Along with the Book of Mormon, the LDS church has canonized The Pearl of Great Price and Doctrine and Covenants, also written by Joseph Smith. In general, Mormons have an open view of scripture, i.e., it can be added to by new revelations. On the other hand, Christianity holds a closed view of scripture, having canonized the books of the Bible by the 5th century CE.
Who is Jesus According to Christians and Mormons?
While Mormons and Christians share a great deal of terminology about who Jesus is and what he did, there are significant differences. Both groups recognize Jesus as the Son of God who came to earth to offer salvation to those who repent and believe in him for the atonement of their sins. The Book of Mormon also states that Jesus and God have a “divine unity”.
However, the LDS teaching about Jesus is decidedly nontrinitarian, putting it at odds with Christian tradition. In this view, Jesus had a “spiritual” body beforehand that somewhat resembled his physical body on earth. Mormons also believe that Jesus is the eldest of God’s children, not his only “begotten” Son. All people share this pre-existence state before starting their lives here on earth.
The idea of humans existing eternally as children of God factors prominently into the Mormon view of the cosmos, heaven, and salvation. These beliefs about the person of Jesus Christ stand in stark contrast to the Christology taught by the early church councils.
The creeds of Nicaea and Chalcedon state that Jesus the Son is one with the Father, unique in his eternal existence, conceived of the Holy Spirit, and since that time has been both fully God and fully human.
Mormon Understanding of Eternal Destiny
The Mormon understanding of the cosmos, heaven, and humanity is also different from traditional, orthodox Christian teaching. Again, the terminology is the same. Both have a plan of salvation or redemption, but the steps of the method are quite different.
Within Christianity, the plan of salvation is quite common among Protestant Evangelicals. It is a tool used to help explain Christian salvation to others.
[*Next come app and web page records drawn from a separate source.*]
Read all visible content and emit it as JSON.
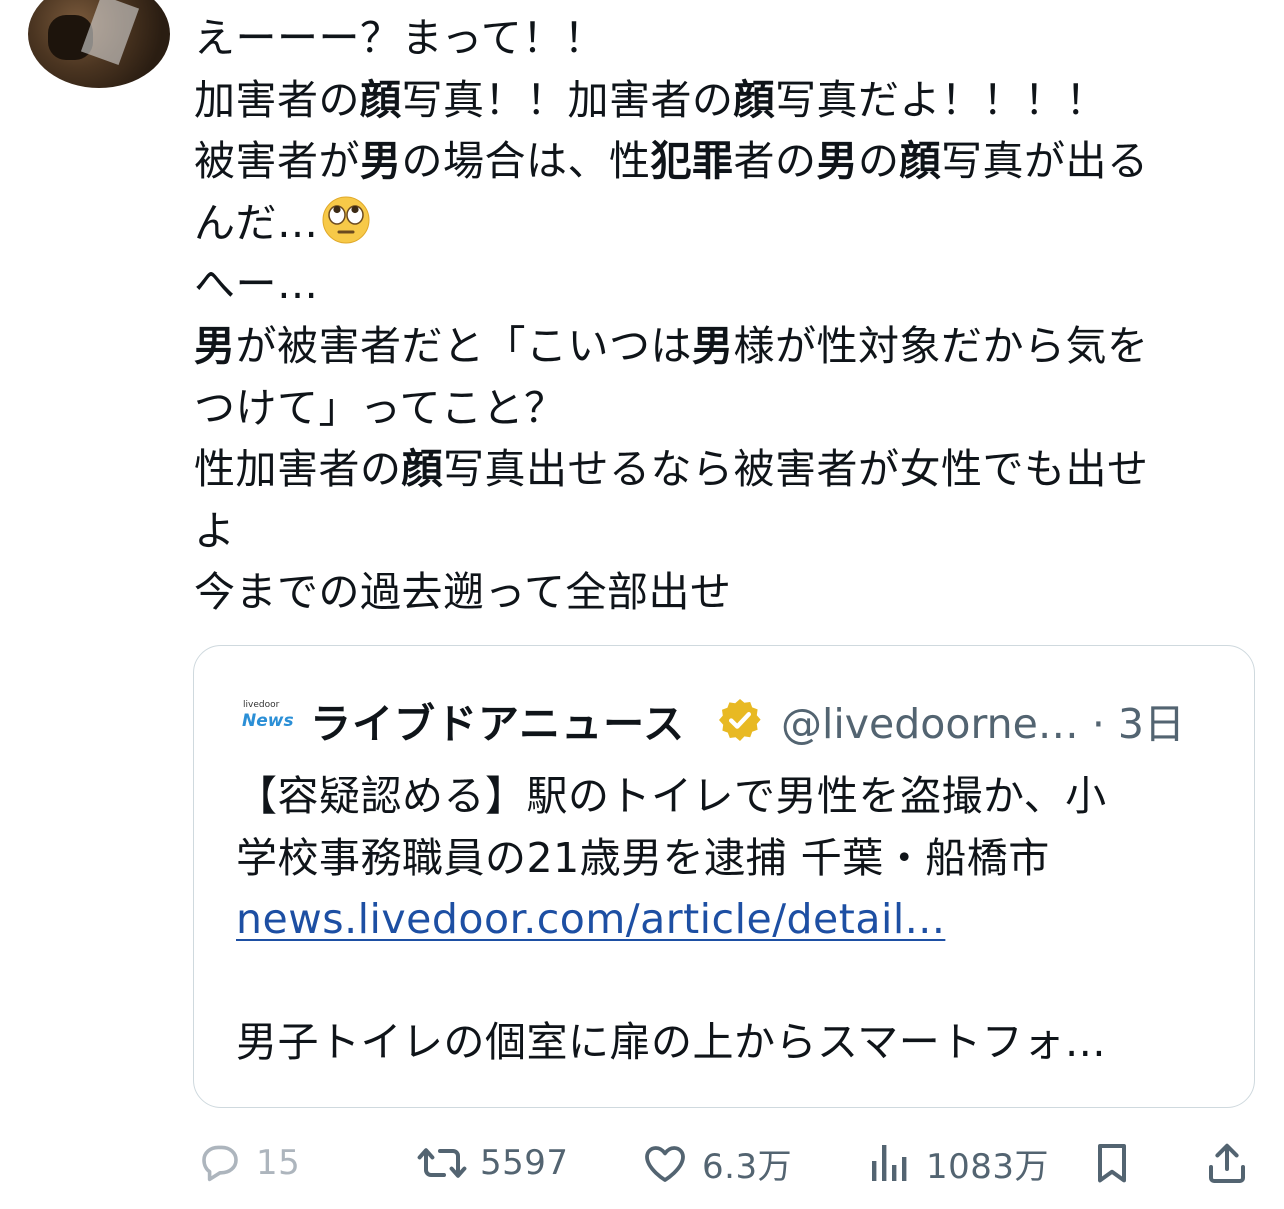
{
  "tweet": {
    "avatar_alt": "",
    "lines": [
      [
        {
          "t": "えーーー？まって！！"
        }
      ],
      [
        {
          "t": "加害者の"
        },
        {
          "t": "顔",
          "b": true
        },
        {
          "t": "写真！！加害者の"
        },
        {
          "t": "顔",
          "b": true
        },
        {
          "t": "写真だよ！！！！"
        }
      ],
      [
        {
          "t": "被害者が"
        },
        {
          "t": "男",
          "b": true
        },
        {
          "t": "の場合は、性"
        },
        {
          "t": "犯罪",
          "b": true
        },
        {
          "t": "者の"
        },
        {
          "t": "男",
          "b": true
        },
        {
          "t": "の"
        },
        {
          "t": "顔",
          "b": true
        },
        {
          "t": "写真が出る"
        }
      ],
      [
        {
          "t": "んだ…"
        },
        {
          "emoji": "face-with-rolling-eyes"
        }
      ],
      [
        {
          "t": "へー…"
        }
      ],
      [
        {
          "t": "男",
          "b": true
        },
        {
          "t": "が被害者だと「こいつは"
        },
        {
          "t": "男",
          "b": true
        },
        {
          "t": "様が性対象だから気を"
        }
      ],
      [
        {
          "t": "つけて」ってこと？"
        }
      ],
      [
        {
          "t": "性加害者の"
        },
        {
          "t": "顔",
          "b": true
        },
        {
          "t": "写真出せるなら被害者が女性でも出せ"
        }
      ],
      [
        {
          "t": "よ"
        }
      ],
      [
        {
          "t": "今までの過去遡って全部出せ"
        }
      ]
    ]
  },
  "quote": {
    "logo_small": "livedoor",
    "logo_main": "News",
    "name": "ライブドアニュース",
    "handle_time": "@livedoorne… · 3日",
    "body_lines": [
      "【容疑認める】駅のトイレで男性を盗撮か、小",
      "学校事務職員の21歳男を逮捕 千葉・船橋市"
    ],
    "link": "news.livedoor.com/article/detail...",
    "snippet": "男子トイレの個室に扉の上からスマートフォ…",
    "verified_color": "#e8b923"
  },
  "actions": {
    "replies": "15",
    "retweets": "5597",
    "likes": "6.3万",
    "views": "1083万"
  }
}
This plan of salvation typically includes the following:
- Creation – God made everything perfect, including humans.
- Fall – humans rebelled against God.
- Sin – every human has done wrong, and this sin separates us from God.
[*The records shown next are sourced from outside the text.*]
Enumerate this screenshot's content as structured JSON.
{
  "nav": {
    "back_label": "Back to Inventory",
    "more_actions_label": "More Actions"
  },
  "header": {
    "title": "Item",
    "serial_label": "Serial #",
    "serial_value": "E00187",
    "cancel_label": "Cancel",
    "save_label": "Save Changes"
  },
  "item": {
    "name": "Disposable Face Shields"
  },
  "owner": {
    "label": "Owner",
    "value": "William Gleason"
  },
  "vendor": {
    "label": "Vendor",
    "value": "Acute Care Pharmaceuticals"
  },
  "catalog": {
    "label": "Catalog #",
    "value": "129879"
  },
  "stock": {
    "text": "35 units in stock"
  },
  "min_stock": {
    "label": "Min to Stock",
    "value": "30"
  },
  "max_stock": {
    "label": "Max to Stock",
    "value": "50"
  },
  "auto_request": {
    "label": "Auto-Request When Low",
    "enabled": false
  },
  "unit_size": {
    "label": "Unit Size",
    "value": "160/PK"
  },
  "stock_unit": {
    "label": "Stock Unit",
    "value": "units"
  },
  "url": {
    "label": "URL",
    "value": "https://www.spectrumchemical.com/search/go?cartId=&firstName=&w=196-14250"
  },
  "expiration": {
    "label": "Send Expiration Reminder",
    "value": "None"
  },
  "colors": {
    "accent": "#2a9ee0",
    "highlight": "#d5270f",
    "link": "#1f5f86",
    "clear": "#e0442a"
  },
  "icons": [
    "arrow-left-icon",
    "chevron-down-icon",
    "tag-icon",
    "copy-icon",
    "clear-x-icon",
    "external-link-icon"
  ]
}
- Redemption – God made a way for humans to be forgiven through Jesus’ sacrifice for our sins.
- Glory – through faith in Jesus, a person can once again spend eternity with God.
Alternatively, the plan of salvation for Mormons begins with the idea of a pre-mortal existence. Every person existed before earth as a spiritual child of God. God then presented the following plan to his children:
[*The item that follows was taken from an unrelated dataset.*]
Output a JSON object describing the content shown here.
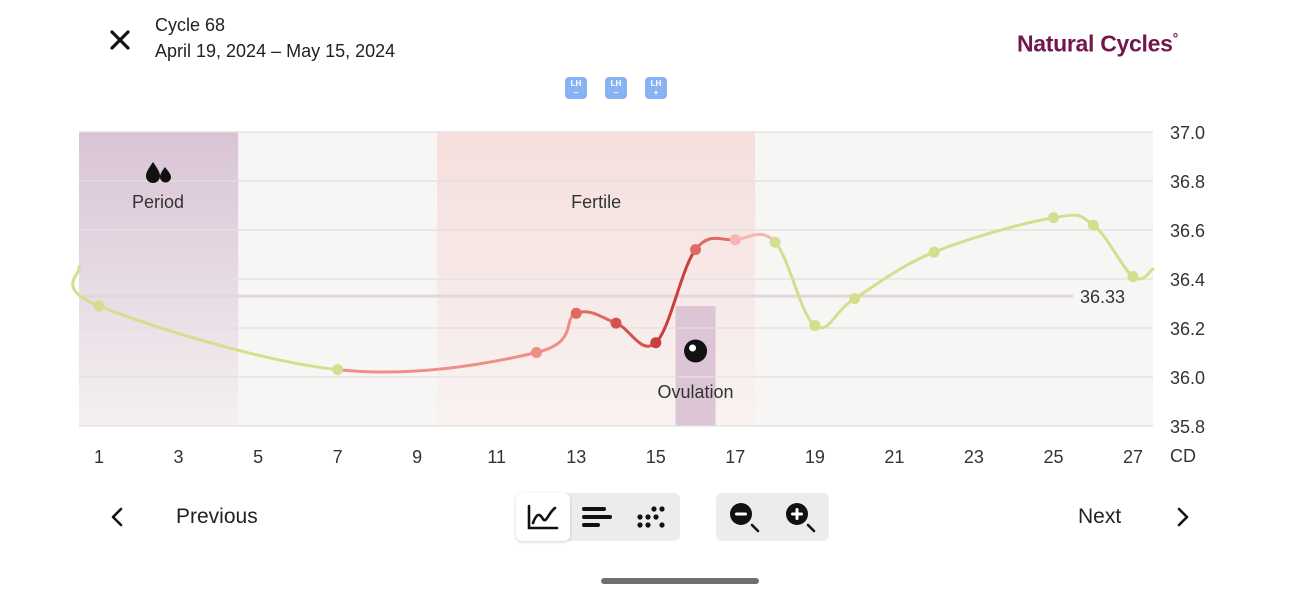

- Birth – every person would be born in a physical body on earth.
- Testing – this physical life is a period of trial and testing of one’s faith.
There is a “veil of forgetfulness” which obscures our memories of pre-mortal existence, enabling humans to “walk by faith”. Humans also have the freedom to do either good or bad and are judged based on their choices. Through trial and testing in life, God’s children receive “exaltation,” the highest level of salvation where they can have fullness of joy, live in God’s presence, maintain their family eternally, and become gods who rule their own planet and have their own spirit children.
The one problem?
Due to this freedom of will, a savior was needed to offer repentance for sins. The pre-mortal Jesus volunteered to be this savior and take upon himself all the suffering of sin so that he and those who follow him can be resurrected. After the resurrection, people will face a final judgment where they will be assigned one of three places based on how they lived.
The Celestial Kingdom is the highest, followed by the Terrestrial Kingdom and then the Telestial Kingdom. Few, if any, are cast into outer darkness.
While most Mormons identify themselves as Christians, significant differences set the LDS church apart from the larger Christian tradition. These are mainly due to its restorationist foundation and the space this separation afforded for new theological teaching.